I am leading a four week series on the history, theology, worship, and structure of the Episcopal Church. So we’re going back to the infancy of our identity as Episcopalians, to the very early church in England.
Last Sunday we covered the thousand years between 663 and 1662. By looking at three key events – the Synod of Whitby, the English Reformation, and the Elizabethan Compromise – we saw that controversies and compromises are in our DNA.
Here are just a few points on each of these events:
1. The Synod of Whitby was a gathering of bishops and other leaders to decide on the date of Easter that was to be used in England.
2. The English Reformation, though it seems to be a purely religious affair, was entangled with the politics of the day. Plus, the reforms put into place by Henry VIII were just the beginning of an Anglican theology and practice. We cannot identify a distinctly Anglican theology until the Elizabethan compromise.
3. The Elizabethan compromise was a set of reforms and measures put into place by Elizabeth I. During this period a priest named Richard Hooker composed “The Laws of Ecclesiastical Polity” (in layman’s terms: “How Churches Should be Run”) that defined an Anglican theology that stood between the Catholic Church and the Puritans.
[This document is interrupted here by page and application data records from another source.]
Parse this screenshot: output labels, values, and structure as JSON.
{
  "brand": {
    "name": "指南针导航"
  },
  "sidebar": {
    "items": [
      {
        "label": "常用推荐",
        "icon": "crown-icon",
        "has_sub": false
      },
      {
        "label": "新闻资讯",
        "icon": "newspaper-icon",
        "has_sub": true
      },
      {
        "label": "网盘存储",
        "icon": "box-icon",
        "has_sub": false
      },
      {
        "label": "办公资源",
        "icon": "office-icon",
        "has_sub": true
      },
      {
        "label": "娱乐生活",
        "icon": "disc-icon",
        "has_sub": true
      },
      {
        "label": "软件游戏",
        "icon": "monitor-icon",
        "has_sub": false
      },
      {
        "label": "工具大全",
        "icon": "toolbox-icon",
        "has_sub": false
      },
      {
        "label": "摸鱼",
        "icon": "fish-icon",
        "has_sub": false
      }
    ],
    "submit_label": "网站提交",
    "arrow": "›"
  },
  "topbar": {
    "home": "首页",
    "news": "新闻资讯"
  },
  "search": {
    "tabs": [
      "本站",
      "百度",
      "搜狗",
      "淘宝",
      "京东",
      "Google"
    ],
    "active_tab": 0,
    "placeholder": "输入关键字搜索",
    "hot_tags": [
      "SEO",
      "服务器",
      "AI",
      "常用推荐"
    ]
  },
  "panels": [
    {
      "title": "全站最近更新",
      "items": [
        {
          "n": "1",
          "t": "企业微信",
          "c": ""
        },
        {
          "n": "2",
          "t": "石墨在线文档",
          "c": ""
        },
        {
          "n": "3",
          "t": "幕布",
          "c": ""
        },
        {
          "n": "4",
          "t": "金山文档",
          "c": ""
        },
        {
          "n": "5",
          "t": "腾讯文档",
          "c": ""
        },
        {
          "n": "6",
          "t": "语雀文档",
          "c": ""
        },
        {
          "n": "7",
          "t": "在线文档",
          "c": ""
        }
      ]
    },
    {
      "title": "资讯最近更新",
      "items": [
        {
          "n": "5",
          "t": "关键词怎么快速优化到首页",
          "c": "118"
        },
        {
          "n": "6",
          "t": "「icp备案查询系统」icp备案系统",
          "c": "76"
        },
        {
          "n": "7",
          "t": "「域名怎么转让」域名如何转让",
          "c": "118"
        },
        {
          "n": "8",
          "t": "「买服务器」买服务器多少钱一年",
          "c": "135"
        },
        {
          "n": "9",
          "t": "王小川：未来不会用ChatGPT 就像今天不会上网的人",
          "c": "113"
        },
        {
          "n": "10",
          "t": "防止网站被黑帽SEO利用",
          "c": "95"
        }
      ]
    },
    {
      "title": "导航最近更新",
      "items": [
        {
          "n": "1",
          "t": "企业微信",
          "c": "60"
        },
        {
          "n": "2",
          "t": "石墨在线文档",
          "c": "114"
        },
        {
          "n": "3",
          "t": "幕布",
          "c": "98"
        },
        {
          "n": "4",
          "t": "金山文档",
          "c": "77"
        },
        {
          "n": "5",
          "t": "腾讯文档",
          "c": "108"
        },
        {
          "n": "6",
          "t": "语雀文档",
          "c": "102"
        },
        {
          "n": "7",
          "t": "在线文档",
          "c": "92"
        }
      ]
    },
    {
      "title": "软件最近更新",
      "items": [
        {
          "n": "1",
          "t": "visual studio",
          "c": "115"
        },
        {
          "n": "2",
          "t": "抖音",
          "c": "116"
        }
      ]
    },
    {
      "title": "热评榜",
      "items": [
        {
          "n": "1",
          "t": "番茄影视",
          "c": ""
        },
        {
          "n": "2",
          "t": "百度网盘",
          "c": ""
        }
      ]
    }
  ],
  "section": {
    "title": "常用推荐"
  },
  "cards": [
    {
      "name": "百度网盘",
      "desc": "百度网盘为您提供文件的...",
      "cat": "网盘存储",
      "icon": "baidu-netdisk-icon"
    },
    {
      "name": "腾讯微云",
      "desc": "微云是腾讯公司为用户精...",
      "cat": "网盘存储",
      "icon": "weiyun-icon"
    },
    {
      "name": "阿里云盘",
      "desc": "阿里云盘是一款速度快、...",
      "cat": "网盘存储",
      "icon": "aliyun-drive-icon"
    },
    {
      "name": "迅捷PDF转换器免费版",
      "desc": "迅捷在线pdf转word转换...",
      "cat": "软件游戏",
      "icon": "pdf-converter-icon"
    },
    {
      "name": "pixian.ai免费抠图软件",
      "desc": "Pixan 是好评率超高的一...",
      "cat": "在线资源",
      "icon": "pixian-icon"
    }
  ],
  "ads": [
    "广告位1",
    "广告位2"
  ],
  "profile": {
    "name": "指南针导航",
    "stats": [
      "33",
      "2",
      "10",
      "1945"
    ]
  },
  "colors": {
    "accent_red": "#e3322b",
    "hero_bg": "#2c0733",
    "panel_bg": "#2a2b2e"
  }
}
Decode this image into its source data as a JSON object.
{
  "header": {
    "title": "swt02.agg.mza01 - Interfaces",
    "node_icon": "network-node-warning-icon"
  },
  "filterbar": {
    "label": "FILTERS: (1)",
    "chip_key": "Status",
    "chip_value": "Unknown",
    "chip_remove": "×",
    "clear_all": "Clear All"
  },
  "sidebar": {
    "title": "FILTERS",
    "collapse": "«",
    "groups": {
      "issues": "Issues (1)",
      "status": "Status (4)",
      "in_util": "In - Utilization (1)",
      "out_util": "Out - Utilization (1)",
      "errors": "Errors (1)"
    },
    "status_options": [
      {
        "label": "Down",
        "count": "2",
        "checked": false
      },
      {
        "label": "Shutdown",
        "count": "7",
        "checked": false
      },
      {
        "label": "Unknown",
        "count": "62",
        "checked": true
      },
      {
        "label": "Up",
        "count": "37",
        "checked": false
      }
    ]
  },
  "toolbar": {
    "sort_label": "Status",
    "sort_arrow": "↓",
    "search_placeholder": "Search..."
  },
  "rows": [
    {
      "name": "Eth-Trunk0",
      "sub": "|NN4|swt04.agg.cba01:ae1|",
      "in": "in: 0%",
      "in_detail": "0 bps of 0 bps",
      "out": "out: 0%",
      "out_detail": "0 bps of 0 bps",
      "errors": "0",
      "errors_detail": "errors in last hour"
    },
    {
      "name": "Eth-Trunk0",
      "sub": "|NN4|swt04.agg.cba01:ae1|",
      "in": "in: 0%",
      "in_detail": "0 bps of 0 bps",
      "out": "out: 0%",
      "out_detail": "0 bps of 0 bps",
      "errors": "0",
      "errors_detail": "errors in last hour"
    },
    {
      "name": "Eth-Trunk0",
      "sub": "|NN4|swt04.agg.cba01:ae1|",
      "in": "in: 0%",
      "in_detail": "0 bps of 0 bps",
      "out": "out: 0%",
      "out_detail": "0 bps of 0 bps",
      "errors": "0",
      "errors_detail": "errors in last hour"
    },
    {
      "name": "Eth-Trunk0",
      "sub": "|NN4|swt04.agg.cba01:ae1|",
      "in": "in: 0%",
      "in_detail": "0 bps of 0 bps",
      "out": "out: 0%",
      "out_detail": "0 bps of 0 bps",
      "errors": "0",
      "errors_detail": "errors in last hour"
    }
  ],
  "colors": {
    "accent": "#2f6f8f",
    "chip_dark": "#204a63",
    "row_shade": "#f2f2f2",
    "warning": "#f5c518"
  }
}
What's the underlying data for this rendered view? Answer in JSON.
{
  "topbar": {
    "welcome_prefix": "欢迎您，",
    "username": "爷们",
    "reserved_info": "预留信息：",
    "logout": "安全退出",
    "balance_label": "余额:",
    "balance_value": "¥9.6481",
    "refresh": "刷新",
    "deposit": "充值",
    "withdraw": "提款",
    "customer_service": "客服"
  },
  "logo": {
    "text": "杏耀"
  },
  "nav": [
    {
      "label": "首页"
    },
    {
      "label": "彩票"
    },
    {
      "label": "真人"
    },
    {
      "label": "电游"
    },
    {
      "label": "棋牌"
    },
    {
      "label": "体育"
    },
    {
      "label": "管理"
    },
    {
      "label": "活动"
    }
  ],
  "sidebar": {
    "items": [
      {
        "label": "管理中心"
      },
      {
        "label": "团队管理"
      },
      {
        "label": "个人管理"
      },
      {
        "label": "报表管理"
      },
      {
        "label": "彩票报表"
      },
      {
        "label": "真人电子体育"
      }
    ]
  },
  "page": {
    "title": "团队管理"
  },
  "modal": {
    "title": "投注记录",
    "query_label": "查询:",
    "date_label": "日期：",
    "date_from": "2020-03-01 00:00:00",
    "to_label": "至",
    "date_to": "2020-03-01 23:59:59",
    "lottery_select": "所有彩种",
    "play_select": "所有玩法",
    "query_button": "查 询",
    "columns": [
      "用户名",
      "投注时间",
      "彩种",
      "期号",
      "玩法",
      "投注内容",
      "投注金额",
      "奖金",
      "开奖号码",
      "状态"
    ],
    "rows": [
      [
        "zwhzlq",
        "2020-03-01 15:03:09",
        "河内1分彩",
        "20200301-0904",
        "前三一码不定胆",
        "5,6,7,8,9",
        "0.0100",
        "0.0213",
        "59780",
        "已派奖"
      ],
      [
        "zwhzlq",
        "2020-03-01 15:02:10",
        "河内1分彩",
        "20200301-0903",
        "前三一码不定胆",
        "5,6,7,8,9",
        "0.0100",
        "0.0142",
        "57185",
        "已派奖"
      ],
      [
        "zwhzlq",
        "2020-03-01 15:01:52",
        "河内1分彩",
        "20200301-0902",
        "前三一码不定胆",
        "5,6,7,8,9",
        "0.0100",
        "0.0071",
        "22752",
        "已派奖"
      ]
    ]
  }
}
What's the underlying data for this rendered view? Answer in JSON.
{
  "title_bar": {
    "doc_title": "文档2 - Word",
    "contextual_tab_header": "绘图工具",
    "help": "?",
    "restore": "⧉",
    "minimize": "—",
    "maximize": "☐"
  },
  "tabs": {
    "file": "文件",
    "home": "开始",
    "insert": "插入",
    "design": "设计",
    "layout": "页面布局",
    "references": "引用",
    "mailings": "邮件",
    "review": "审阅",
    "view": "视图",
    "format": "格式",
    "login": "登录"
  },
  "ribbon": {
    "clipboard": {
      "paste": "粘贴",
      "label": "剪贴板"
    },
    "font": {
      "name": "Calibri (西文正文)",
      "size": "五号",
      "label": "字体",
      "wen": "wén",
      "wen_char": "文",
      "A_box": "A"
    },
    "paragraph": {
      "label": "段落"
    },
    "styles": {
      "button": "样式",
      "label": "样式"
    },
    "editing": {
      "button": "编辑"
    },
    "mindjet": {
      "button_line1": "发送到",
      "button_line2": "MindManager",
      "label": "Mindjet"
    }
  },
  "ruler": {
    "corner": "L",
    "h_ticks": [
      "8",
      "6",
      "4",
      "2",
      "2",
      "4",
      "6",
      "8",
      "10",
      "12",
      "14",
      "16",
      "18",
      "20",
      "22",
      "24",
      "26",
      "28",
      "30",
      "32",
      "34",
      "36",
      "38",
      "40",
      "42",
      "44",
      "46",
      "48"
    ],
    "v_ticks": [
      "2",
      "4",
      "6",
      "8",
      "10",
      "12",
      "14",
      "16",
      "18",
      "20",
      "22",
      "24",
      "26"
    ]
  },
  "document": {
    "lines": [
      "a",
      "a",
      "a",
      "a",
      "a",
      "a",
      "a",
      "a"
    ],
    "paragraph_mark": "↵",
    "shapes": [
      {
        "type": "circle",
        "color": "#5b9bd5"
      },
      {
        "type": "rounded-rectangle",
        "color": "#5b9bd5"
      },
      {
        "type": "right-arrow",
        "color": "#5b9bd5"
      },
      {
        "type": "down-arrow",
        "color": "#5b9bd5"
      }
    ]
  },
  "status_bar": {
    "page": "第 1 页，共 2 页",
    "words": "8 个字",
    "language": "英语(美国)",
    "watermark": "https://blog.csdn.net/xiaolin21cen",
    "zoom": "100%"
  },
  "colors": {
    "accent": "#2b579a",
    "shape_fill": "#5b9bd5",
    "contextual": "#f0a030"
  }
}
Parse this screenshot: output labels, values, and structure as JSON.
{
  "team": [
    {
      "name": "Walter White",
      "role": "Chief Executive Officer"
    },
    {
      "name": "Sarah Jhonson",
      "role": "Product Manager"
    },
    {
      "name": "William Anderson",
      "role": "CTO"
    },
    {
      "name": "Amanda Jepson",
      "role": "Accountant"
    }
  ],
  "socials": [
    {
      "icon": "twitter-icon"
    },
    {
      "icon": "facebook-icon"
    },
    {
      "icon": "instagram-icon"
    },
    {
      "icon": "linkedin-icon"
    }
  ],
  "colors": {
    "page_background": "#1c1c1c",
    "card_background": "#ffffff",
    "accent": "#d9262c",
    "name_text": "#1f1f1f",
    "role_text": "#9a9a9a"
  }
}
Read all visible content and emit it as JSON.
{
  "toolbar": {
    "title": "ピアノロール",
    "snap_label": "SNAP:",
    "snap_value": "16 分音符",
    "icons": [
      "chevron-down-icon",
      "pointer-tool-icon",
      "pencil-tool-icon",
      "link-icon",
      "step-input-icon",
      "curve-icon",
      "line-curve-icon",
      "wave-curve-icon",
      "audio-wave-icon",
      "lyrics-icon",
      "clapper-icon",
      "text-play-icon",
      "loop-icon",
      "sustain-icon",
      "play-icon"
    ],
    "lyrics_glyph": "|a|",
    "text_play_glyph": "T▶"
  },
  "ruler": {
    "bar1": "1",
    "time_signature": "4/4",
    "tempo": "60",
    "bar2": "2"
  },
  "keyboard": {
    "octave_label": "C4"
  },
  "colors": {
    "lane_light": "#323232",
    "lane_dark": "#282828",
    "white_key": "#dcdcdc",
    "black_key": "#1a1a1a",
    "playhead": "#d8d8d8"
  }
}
Hooker’s emphasis on the changeable and unchangeable aspects of the Church continue to provide the theological framework for our debates in the church.